▶ [Data for review]
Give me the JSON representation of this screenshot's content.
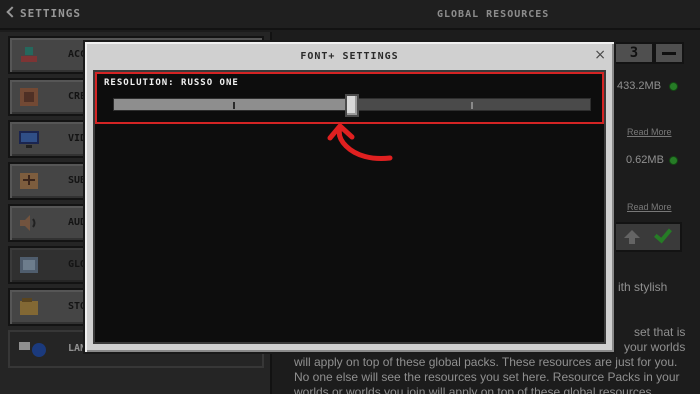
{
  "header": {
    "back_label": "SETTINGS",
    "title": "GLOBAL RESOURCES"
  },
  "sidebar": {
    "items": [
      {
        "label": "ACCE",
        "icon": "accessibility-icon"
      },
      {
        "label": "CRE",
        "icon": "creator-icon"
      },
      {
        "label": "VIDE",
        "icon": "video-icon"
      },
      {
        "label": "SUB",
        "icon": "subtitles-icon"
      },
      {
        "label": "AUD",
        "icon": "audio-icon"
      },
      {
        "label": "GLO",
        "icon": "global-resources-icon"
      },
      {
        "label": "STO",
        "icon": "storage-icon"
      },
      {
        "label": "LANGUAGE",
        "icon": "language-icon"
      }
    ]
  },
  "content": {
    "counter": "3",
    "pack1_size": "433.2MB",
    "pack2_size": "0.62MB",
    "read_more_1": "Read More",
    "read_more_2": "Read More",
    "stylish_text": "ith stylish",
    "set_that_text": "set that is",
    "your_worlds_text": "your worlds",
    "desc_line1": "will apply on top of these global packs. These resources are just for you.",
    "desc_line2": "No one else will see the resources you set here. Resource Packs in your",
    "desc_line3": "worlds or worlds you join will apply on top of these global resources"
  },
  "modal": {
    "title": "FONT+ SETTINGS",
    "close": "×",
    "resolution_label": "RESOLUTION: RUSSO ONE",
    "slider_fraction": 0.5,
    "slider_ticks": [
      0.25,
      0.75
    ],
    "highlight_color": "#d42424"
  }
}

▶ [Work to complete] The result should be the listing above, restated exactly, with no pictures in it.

▶ [Written answer]
Give me the JSON representation of this screenshot's content.
{
  "header": {
    "back_label": "SETTINGS",
    "title": "GLOBAL RESOURCES"
  },
  "sidebar": {
    "items": [
      {
        "label": "ACCE",
        "icon": "accessibility-icon"
      },
      {
        "label": "CRE",
        "icon": "creator-icon"
      },
      {
        "label": "VIDE",
        "icon": "video-icon"
      },
      {
        "label": "SUB",
        "icon": "subtitles-icon"
      },
      {
        "label": "AUD",
        "icon": "audio-icon"
      },
      {
        "label": "GLO",
        "icon": "global-resources-icon"
      },
      {
        "label": "STO",
        "icon": "storage-icon"
      },
      {
        "label": "LANGUAGE",
        "icon": "language-icon"
      }
    ]
  },
  "content": {
    "counter": "3",
    "pack1_size": "433.2MB",
    "pack2_size": "0.62MB",
    "read_more_1": "Read More",
    "read_more_2": "Read More",
    "stylish_text": "ith stylish",
    "set_that_text": "set that is",
    "your_worlds_text": "your worlds",
    "desc_line1": "will apply on top of these global packs. These resources are just for you.",
    "desc_line2": "No one else will see the resources you set here. Resource Packs in your",
    "desc_line3": "worlds or worlds you join will apply on top of these global resources"
  },
  "modal": {
    "title": "FONT+ SETTINGS",
    "close": "×",
    "resolution_label": "RESOLUTION: RUSSO ONE",
    "slider_fraction": 0.5,
    "slider_ticks": [
      0.25,
      0.75
    ],
    "highlight_color": "#d42424"
  }
}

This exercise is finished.